What you will do:
When a line in the entries contains the word "number", copy that line in full.

Data excerpts:
Segment Open

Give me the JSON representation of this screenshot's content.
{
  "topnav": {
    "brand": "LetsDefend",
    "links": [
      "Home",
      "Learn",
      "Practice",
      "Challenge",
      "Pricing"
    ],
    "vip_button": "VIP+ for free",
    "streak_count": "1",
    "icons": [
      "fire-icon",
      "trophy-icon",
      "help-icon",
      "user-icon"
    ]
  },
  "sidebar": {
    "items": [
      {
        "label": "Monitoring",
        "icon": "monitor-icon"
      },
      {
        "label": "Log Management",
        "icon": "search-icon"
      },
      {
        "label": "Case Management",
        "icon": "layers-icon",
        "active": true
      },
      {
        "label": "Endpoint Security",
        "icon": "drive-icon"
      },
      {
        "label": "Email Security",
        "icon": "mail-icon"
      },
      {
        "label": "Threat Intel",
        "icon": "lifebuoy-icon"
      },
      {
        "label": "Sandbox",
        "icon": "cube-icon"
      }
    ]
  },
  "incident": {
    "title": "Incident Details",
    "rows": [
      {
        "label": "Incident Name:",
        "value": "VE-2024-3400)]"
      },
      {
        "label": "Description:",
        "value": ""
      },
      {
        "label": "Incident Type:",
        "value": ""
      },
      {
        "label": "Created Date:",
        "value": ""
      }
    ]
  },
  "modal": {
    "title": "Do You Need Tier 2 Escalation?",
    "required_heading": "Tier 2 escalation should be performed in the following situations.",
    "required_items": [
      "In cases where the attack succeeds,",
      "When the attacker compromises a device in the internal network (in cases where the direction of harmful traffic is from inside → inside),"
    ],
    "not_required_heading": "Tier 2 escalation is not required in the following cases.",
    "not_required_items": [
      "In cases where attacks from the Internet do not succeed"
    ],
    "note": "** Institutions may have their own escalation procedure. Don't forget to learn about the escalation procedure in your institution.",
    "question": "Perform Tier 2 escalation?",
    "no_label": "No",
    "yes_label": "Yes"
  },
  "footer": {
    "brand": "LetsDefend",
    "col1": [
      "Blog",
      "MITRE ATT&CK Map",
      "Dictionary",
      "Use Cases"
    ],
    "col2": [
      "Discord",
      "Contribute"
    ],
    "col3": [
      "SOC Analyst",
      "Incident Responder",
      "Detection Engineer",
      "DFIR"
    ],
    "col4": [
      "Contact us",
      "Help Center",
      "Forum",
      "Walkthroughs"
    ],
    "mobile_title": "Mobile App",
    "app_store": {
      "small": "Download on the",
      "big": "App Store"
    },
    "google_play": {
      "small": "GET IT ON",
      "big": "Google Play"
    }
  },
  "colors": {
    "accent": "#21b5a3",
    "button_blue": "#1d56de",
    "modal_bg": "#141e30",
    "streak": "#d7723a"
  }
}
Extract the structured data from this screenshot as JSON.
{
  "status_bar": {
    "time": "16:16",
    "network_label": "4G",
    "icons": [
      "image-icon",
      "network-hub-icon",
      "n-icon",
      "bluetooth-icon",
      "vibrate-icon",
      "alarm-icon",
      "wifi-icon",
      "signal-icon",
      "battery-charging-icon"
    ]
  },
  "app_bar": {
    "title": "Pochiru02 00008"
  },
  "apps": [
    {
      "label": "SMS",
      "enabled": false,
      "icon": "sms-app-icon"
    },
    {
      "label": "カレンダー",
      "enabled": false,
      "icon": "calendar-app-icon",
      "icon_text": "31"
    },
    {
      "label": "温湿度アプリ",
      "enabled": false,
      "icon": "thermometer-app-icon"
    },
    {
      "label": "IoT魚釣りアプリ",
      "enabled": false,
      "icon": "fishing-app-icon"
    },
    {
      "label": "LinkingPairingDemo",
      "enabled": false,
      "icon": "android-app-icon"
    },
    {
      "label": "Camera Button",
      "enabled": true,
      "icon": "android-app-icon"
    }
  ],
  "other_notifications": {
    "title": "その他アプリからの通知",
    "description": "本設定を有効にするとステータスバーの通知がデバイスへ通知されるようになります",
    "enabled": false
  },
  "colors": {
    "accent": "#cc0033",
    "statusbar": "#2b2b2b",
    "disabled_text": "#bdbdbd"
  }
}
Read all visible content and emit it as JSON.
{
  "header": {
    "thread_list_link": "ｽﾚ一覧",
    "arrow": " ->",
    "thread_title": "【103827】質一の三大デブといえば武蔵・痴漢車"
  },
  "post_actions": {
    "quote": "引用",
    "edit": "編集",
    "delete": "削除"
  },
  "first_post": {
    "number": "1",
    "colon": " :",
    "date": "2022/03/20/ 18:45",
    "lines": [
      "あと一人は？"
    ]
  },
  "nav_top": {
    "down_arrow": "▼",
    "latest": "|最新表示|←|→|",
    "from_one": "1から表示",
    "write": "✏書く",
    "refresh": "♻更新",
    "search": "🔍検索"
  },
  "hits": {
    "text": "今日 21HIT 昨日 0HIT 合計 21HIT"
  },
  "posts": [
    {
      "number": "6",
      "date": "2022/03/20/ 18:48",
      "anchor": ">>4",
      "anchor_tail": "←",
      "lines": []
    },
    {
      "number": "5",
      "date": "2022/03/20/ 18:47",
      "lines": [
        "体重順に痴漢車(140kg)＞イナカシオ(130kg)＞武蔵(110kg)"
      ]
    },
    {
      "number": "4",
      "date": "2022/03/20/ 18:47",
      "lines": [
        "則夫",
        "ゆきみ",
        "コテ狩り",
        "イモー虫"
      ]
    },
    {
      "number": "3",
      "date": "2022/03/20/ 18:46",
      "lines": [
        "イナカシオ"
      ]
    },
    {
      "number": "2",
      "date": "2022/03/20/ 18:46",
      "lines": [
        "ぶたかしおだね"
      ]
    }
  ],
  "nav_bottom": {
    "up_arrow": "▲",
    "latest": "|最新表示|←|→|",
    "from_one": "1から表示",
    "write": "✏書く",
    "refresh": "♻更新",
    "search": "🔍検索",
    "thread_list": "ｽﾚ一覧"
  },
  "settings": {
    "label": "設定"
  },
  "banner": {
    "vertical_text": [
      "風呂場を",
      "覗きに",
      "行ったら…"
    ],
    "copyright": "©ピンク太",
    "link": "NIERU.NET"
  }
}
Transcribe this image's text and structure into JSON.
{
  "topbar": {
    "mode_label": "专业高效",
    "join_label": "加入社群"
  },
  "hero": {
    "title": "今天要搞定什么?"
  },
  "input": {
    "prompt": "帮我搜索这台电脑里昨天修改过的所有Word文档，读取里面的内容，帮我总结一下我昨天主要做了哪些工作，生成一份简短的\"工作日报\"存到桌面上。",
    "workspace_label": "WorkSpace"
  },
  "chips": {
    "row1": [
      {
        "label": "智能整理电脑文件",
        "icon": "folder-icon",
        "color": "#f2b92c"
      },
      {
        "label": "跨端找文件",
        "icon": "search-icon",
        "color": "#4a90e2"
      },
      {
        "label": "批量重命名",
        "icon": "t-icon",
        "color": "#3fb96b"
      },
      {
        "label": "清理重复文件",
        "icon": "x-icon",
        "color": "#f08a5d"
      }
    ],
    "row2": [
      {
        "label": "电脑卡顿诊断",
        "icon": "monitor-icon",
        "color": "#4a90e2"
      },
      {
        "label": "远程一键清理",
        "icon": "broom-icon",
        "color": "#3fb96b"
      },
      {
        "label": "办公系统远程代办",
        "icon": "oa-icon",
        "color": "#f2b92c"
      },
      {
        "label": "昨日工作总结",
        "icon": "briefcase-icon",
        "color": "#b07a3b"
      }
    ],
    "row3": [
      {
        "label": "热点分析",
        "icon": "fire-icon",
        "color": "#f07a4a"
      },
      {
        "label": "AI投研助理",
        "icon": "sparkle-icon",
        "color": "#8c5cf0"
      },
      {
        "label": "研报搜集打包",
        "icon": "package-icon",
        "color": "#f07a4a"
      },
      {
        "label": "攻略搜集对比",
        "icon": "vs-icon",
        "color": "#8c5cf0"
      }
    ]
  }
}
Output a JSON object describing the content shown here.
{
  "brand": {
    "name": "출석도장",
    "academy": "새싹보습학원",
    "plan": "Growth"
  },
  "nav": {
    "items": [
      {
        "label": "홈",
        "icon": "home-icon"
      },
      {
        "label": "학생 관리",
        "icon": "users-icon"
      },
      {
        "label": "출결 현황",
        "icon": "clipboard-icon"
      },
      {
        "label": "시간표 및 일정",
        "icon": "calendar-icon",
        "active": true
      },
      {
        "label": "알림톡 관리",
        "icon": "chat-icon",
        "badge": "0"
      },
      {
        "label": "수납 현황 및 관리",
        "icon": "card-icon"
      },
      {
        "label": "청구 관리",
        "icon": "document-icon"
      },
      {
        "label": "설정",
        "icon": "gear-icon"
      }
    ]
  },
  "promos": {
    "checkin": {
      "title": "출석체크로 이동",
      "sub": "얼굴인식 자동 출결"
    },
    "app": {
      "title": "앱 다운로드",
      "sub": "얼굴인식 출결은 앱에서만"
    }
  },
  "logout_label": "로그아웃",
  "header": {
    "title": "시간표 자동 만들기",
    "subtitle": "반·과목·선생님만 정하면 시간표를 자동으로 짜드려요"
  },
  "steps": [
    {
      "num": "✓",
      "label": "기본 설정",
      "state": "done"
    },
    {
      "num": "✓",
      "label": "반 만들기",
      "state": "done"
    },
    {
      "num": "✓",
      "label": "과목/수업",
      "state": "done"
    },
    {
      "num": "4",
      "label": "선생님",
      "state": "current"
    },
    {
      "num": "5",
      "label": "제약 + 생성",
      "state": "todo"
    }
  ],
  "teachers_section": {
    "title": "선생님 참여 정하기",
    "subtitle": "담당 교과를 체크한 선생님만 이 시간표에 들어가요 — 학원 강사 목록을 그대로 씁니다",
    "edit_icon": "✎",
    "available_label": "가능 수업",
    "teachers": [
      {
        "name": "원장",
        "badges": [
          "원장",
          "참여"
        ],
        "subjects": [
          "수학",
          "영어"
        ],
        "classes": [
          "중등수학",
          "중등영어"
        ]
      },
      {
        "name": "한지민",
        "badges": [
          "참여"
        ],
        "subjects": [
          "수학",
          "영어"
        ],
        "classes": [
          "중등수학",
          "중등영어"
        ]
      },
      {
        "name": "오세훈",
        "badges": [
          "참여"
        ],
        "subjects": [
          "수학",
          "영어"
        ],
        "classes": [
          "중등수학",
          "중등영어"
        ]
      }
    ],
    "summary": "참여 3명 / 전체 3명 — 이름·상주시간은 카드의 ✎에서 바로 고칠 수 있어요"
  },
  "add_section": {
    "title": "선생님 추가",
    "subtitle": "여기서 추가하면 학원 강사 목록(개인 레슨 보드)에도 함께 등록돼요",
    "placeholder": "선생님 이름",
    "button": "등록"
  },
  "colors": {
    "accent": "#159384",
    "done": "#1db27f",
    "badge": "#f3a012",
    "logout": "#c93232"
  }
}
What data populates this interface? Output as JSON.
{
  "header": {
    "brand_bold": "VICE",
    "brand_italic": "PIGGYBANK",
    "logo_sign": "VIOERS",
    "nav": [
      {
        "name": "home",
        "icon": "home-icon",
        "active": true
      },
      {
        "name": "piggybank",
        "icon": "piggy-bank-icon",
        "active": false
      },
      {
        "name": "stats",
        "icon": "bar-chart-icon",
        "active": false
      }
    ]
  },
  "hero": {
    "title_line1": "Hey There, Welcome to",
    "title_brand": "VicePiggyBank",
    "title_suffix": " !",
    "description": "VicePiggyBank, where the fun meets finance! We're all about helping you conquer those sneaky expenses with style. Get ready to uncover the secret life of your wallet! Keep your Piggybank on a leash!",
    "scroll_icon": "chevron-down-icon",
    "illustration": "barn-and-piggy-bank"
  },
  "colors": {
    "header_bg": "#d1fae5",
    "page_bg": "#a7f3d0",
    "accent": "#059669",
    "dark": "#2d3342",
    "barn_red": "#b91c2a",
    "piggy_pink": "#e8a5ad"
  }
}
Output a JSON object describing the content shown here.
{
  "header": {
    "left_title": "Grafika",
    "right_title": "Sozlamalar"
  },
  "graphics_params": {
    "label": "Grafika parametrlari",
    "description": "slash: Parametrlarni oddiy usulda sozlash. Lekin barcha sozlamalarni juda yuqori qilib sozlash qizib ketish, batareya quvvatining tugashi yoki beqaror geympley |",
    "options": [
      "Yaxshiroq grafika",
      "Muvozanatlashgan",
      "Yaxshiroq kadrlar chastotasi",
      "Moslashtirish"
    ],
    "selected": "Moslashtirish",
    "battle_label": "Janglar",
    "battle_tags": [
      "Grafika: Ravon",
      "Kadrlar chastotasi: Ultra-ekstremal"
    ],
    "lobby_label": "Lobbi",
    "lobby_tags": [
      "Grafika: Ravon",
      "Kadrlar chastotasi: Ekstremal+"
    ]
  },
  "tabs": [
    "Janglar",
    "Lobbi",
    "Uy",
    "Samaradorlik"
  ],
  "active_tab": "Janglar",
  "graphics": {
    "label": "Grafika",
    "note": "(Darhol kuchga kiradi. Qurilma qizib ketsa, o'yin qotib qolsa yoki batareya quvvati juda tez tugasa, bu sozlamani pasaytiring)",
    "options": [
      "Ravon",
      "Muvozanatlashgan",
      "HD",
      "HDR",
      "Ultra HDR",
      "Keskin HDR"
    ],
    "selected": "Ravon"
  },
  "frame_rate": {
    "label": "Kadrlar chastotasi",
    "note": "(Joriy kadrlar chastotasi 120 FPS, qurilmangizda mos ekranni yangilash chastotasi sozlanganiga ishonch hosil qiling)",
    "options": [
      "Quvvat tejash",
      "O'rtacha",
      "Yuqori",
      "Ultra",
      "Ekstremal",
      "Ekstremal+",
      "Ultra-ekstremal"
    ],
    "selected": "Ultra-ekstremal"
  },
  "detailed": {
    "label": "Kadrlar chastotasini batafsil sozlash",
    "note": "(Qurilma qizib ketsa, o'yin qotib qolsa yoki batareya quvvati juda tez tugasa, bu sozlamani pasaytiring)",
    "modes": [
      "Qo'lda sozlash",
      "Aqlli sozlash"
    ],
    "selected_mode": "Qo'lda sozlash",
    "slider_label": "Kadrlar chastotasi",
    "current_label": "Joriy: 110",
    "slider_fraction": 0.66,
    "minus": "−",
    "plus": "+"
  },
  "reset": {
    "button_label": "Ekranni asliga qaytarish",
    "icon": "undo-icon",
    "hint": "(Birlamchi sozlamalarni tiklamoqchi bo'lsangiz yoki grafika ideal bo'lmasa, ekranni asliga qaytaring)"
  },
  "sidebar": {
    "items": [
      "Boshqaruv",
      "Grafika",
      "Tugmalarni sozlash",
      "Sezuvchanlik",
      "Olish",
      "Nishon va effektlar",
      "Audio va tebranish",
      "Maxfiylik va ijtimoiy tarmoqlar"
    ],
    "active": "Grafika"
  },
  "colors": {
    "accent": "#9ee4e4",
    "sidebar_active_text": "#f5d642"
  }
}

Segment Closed

Output of the task:
    "number": "1",
      "number": "6",
      "number": "5",
      "number": "4",
      "number": "3",
      "number": "2",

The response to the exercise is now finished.